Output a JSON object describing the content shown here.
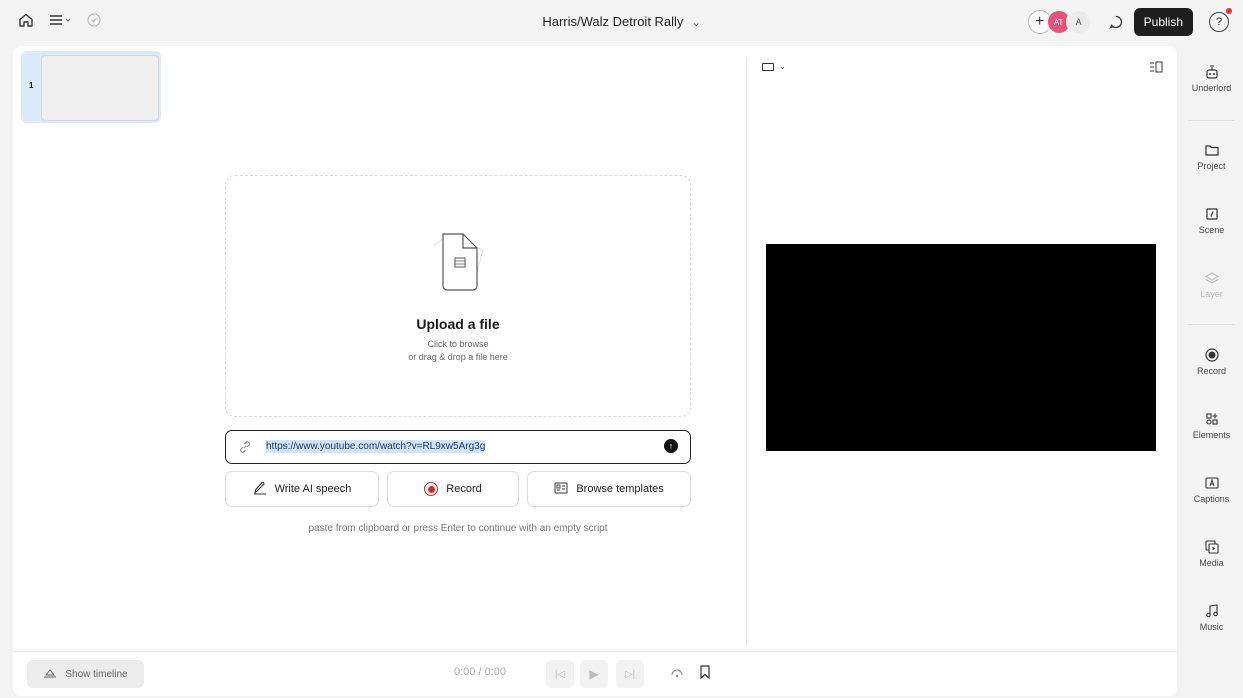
{
  "topbar": {
    "title": "Harris/Walz Detroit Rally",
    "title_chevron": "⌄",
    "avatars": [
      {
        "initials": "AT"
      },
      {
        "initials": "A"
      }
    ],
    "publish_label": "Publish",
    "help_label": "?"
  },
  "scenes": [
    {
      "number": "1"
    }
  ],
  "upload": {
    "title": "Upload a file",
    "subtitle_line1": "Click to browse",
    "subtitle_line2": "or drag & drop a file here"
  },
  "url_input": {
    "value": "https://www.youtube.com/watch?v=RL9xw5Arg3g"
  },
  "actions": [
    {
      "label": "Write AI speech",
      "icon": "pen-icon"
    },
    {
      "label": "Record",
      "icon": "record-icon"
    },
    {
      "label": "Browse templates",
      "icon": "template-icon"
    }
  ],
  "hint": "paste from clipboard or press Enter to continue with an empty script",
  "player": {
    "show_timeline_label": "Show timeline",
    "time": "0:00 / 0:00",
    "canvas_color": "#000000"
  },
  "rightnav": [
    {
      "label": "Underlord",
      "icon": "robot-icon",
      "disabled": false
    },
    {
      "label": "Project",
      "icon": "folder-icon",
      "disabled": false
    },
    {
      "label": "Scene",
      "icon": "scene-icon",
      "disabled": false
    },
    {
      "label": "Layer",
      "icon": "layers-icon",
      "disabled": true
    },
    {
      "label": "Record",
      "icon": "record-icon",
      "disabled": false
    },
    {
      "label": "Elements",
      "icon": "elements-icon",
      "disabled": false
    },
    {
      "label": "Captions",
      "icon": "captions-icon",
      "disabled": false
    },
    {
      "label": "Media",
      "icon": "media-icon",
      "disabled": false
    },
    {
      "label": "Music",
      "icon": "music-icon",
      "disabled": false
    }
  ],
  "colors": {
    "accent_record": "#d42a2a",
    "publish_bg": "#1f1f1f",
    "selection": "#dbeafb"
  }
}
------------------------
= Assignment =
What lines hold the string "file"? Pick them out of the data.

= Written answer =
    "title": "Upload a file",
    "subtitle_line2": "or drag & drop a file here"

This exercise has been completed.